• [Exercise details]
Find the word "Google" in the data. Return every line where it appears.

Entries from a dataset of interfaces
=== Section Start ===

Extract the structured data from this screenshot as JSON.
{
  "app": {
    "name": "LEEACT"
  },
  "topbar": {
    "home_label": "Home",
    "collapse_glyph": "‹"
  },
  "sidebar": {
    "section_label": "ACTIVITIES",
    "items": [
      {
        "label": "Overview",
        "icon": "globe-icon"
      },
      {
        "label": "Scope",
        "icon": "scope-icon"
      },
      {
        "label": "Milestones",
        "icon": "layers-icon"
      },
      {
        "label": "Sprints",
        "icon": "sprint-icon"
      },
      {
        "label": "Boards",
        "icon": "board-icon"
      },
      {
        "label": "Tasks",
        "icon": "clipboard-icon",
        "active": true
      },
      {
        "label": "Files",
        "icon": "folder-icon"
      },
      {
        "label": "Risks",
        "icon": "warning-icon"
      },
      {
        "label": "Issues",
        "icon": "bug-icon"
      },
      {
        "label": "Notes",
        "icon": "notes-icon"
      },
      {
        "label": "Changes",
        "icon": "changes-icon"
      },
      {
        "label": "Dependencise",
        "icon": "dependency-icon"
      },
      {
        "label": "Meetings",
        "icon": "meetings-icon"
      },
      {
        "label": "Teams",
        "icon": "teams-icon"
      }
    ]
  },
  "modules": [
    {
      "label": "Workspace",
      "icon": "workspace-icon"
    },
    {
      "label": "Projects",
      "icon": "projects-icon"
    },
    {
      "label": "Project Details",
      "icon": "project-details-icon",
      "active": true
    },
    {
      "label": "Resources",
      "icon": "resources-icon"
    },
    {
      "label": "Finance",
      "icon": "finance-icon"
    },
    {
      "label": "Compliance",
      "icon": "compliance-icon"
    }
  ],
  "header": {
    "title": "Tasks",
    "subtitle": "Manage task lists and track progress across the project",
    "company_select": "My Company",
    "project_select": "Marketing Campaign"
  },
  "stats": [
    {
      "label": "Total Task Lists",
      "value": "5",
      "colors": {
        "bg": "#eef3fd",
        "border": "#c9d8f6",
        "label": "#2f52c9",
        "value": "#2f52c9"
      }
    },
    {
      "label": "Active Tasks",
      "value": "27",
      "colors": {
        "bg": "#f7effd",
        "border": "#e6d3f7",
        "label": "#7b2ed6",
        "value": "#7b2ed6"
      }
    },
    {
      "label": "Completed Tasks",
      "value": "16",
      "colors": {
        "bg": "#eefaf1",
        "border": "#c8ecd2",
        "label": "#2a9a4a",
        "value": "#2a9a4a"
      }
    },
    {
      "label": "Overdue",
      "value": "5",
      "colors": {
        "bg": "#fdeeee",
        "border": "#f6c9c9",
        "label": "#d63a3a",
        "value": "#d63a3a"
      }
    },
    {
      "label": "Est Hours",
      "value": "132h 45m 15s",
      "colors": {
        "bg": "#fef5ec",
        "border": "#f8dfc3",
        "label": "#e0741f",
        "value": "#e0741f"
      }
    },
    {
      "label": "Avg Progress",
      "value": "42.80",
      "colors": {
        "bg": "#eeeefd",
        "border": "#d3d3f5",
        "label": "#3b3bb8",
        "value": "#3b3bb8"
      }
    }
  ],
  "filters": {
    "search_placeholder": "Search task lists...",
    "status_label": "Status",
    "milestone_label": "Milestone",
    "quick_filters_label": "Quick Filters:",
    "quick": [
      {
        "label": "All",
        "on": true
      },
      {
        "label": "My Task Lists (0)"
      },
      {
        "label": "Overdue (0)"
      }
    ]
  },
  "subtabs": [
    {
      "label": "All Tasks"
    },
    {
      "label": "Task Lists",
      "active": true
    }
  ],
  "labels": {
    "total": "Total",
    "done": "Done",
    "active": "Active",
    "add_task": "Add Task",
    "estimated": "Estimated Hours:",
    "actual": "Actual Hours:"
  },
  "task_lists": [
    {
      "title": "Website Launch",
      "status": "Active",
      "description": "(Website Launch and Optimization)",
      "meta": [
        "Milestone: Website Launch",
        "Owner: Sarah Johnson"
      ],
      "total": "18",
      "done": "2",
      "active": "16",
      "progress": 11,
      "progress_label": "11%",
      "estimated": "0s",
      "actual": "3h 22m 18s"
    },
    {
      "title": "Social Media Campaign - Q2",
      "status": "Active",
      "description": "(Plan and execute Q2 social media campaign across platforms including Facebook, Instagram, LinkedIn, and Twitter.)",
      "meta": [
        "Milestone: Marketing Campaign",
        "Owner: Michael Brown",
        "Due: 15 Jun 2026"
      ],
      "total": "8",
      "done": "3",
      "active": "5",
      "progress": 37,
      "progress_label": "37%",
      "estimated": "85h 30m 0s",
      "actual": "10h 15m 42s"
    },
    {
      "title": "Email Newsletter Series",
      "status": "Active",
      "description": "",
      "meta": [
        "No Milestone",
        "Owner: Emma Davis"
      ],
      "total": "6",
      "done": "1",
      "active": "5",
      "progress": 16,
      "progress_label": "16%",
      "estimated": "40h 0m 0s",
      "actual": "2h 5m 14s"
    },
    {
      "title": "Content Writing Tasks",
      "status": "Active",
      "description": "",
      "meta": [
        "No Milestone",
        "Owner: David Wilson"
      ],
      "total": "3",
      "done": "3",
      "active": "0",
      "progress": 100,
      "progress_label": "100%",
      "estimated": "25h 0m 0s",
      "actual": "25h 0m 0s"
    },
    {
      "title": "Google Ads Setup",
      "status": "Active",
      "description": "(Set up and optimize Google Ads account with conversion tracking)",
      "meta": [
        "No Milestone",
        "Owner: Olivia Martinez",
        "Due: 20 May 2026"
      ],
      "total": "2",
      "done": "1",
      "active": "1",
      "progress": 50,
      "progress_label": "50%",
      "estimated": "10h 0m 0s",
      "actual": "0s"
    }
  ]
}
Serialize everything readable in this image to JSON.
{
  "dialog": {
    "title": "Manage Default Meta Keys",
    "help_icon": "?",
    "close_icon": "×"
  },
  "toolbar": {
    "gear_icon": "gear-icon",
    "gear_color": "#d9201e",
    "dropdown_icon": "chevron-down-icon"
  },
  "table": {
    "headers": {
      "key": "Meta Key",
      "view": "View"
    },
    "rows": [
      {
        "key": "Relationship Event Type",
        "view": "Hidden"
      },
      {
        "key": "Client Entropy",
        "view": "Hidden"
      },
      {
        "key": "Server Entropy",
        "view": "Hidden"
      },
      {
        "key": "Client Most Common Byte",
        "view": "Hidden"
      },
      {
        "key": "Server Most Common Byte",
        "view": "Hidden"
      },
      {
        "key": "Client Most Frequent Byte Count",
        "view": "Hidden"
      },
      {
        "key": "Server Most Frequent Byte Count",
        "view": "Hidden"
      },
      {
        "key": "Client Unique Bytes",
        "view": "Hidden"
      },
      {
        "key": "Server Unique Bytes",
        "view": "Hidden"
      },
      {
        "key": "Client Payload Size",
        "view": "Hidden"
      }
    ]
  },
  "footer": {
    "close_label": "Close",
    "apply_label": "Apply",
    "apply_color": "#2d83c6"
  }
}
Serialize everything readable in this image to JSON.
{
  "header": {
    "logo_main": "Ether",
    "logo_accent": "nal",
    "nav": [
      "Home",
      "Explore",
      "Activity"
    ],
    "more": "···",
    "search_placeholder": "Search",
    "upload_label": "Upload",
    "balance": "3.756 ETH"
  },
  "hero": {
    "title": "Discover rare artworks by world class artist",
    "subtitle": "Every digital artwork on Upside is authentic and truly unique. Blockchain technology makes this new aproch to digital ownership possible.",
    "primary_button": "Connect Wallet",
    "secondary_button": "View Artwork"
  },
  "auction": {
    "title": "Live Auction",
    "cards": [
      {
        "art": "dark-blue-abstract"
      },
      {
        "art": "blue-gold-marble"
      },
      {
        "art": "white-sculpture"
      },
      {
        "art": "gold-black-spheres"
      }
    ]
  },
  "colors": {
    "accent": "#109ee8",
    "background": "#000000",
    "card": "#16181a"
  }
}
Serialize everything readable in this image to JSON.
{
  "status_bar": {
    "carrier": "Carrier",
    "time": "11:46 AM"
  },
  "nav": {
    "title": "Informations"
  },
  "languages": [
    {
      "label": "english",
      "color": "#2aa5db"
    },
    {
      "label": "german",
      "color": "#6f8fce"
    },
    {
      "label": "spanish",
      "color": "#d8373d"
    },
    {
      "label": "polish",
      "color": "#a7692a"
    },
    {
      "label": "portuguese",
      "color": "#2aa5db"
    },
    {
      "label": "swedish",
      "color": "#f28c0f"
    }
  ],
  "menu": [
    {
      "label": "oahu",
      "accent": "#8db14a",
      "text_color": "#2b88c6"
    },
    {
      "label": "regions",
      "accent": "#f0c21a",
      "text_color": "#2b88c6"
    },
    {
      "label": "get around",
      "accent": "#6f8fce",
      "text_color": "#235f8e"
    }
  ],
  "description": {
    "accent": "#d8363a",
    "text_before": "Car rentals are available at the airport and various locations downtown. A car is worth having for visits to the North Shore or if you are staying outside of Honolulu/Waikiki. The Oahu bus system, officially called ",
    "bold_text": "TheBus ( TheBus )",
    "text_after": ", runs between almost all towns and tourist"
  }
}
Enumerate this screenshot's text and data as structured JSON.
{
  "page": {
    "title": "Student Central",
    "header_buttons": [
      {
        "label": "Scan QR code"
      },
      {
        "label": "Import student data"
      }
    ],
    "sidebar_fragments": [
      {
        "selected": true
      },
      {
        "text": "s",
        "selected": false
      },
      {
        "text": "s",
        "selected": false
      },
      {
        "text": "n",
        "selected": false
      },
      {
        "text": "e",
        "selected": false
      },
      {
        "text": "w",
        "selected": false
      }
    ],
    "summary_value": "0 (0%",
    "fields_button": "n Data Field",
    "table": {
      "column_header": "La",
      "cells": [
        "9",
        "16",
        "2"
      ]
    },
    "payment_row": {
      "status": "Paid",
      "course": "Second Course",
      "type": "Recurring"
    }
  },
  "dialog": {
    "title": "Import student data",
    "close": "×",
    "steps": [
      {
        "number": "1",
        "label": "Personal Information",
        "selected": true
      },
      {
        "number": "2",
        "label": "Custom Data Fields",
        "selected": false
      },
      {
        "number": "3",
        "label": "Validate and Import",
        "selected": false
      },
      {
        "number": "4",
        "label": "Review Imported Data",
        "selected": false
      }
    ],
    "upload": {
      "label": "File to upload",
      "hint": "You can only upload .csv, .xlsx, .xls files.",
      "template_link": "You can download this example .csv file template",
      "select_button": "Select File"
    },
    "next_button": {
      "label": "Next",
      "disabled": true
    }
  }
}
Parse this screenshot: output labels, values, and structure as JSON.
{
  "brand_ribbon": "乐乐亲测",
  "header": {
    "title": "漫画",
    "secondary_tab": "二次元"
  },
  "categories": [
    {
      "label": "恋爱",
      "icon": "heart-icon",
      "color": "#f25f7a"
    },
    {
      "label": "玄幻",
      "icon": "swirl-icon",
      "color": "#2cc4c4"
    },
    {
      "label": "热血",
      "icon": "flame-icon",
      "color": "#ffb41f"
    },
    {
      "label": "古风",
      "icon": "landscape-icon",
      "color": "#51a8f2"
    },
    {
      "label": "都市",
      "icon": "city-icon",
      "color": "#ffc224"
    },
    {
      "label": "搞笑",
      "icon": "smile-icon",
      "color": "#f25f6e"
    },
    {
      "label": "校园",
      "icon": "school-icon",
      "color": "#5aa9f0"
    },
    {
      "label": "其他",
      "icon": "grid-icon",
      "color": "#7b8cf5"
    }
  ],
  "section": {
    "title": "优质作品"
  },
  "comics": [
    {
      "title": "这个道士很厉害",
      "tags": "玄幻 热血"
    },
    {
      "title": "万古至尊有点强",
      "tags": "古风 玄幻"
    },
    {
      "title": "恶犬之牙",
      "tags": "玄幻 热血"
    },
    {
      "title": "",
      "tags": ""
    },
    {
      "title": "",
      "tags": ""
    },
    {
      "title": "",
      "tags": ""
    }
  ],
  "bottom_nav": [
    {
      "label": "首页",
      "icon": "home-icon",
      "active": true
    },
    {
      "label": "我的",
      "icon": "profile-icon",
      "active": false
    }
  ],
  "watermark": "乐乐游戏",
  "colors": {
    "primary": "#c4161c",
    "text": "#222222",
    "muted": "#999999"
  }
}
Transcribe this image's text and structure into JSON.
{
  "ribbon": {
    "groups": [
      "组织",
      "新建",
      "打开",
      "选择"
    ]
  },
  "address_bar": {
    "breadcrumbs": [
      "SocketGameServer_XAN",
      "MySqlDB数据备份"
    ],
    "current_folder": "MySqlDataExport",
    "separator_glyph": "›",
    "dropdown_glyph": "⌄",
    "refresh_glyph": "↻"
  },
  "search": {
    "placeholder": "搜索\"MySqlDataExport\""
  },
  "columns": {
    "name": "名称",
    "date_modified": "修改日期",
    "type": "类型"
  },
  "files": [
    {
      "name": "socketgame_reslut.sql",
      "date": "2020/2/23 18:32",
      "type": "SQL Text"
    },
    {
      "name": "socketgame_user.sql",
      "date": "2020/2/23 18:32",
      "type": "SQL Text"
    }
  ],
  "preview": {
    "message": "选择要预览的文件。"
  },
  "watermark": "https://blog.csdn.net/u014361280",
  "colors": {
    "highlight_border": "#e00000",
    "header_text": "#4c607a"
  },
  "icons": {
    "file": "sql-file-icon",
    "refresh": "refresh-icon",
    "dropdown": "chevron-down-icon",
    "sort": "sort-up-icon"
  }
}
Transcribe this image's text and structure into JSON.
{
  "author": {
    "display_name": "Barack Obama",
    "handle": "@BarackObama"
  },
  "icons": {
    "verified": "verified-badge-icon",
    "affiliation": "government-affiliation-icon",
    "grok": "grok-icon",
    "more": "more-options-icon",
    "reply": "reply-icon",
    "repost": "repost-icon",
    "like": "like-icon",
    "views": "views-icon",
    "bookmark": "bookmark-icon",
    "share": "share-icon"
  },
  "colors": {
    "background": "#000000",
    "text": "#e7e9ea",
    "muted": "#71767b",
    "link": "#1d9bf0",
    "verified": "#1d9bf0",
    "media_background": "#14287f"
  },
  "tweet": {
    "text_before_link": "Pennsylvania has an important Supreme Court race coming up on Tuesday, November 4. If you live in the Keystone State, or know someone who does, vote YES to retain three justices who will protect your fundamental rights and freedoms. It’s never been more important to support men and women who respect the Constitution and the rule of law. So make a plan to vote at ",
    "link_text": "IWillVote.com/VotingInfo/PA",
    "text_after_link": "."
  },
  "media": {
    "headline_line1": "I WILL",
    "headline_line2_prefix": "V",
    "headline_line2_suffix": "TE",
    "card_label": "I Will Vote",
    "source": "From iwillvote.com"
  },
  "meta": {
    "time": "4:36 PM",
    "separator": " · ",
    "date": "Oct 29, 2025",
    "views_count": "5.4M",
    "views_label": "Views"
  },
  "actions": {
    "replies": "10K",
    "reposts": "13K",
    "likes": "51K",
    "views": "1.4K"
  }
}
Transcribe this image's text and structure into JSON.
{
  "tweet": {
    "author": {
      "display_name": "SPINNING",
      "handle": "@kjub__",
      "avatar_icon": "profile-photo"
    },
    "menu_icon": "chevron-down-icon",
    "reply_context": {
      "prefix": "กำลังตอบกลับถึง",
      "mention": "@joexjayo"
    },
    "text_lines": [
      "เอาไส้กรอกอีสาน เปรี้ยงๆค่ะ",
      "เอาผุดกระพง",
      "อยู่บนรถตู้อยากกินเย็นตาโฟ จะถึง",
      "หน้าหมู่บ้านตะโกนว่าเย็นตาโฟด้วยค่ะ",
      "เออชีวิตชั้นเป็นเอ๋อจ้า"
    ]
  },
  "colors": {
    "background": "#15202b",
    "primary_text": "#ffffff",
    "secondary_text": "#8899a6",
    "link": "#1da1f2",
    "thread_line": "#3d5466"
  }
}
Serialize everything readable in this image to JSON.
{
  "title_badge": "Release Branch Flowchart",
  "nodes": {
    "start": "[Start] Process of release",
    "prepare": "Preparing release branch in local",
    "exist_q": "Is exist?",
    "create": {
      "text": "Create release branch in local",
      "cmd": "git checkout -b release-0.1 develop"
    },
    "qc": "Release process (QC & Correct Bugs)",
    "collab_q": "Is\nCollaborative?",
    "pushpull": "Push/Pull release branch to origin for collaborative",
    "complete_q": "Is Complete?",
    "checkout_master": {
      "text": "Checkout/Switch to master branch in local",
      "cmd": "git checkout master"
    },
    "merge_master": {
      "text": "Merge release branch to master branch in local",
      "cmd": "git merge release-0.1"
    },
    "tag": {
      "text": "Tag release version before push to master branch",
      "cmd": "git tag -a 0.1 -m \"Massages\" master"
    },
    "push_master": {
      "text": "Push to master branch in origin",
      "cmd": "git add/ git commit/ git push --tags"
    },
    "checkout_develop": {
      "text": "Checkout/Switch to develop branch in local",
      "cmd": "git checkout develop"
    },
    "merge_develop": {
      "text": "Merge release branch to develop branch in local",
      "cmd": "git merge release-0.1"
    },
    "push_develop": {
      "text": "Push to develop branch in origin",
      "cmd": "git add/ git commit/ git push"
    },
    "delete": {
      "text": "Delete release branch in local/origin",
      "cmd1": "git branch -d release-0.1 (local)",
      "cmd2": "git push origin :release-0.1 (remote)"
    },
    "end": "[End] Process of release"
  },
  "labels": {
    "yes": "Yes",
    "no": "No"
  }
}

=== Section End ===

• [Task response]
      "title": "Google Ads Setup",
      "description": "(Set up and optimize Google Ads account with conversion tracking)",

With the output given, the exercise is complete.